The word "yangrudan" may appear in some lines of the data; copy every such line.

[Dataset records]
※

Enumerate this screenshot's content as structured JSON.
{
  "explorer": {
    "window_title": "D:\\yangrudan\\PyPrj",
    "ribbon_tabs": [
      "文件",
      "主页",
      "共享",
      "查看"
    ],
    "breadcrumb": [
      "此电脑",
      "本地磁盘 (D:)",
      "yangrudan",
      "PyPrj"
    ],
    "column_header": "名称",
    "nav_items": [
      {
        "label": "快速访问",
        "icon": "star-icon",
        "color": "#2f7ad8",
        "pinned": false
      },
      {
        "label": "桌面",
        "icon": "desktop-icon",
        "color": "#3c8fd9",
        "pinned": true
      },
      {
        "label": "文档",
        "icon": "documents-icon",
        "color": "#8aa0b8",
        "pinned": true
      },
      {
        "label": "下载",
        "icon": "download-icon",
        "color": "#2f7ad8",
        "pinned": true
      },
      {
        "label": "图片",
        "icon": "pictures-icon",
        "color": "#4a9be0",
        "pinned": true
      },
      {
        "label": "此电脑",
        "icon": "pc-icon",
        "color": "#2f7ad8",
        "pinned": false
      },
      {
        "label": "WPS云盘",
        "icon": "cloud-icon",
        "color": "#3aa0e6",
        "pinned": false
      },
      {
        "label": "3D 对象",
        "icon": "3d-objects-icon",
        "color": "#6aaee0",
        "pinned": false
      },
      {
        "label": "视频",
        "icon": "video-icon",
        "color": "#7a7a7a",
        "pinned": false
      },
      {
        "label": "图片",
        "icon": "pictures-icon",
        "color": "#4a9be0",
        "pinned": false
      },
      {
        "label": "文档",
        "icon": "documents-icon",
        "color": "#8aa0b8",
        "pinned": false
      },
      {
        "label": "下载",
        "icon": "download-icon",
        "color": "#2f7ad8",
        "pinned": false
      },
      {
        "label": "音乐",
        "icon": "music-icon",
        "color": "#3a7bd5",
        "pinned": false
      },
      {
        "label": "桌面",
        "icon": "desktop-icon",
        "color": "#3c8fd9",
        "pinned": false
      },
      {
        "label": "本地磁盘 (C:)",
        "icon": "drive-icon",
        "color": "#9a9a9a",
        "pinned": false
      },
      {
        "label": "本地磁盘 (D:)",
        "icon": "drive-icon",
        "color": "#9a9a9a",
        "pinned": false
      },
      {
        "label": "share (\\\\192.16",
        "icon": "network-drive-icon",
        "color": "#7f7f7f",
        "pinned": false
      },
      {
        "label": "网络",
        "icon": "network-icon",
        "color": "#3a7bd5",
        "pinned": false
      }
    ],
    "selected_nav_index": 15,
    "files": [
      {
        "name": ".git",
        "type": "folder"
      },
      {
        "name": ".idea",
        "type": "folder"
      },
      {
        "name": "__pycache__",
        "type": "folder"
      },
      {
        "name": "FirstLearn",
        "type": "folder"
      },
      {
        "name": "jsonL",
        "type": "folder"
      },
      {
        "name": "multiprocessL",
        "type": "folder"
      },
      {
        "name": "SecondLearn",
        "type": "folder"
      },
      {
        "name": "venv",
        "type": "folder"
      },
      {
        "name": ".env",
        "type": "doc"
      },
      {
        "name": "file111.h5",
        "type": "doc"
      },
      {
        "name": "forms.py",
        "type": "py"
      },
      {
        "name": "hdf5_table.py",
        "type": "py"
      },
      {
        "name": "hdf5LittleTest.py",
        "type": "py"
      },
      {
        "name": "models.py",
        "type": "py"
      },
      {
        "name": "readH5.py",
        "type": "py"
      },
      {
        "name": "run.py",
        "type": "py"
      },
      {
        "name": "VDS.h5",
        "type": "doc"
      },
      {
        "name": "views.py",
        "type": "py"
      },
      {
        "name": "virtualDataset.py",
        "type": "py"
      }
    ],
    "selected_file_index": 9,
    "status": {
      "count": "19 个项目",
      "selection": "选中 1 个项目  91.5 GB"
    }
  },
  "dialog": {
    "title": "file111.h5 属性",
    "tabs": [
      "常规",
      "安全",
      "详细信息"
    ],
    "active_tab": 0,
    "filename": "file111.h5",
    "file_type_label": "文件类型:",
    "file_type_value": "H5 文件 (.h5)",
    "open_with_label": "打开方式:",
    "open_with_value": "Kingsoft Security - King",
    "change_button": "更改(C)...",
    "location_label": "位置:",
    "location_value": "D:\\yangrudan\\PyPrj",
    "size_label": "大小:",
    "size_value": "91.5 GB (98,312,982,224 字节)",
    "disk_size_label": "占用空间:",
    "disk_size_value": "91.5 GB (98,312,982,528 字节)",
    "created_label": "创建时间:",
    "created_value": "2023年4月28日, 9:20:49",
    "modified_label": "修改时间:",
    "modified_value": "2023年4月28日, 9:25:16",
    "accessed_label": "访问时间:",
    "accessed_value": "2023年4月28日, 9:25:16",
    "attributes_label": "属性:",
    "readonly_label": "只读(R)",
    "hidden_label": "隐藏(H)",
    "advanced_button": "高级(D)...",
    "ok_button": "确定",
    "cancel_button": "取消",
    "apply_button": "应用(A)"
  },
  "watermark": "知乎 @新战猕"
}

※

_Answer below_.
    "window_title": "D:\\yangrudan\\PyPrj",
      "yangrudan",
    "location_value": "D:\\yangrudan\\PyPrj",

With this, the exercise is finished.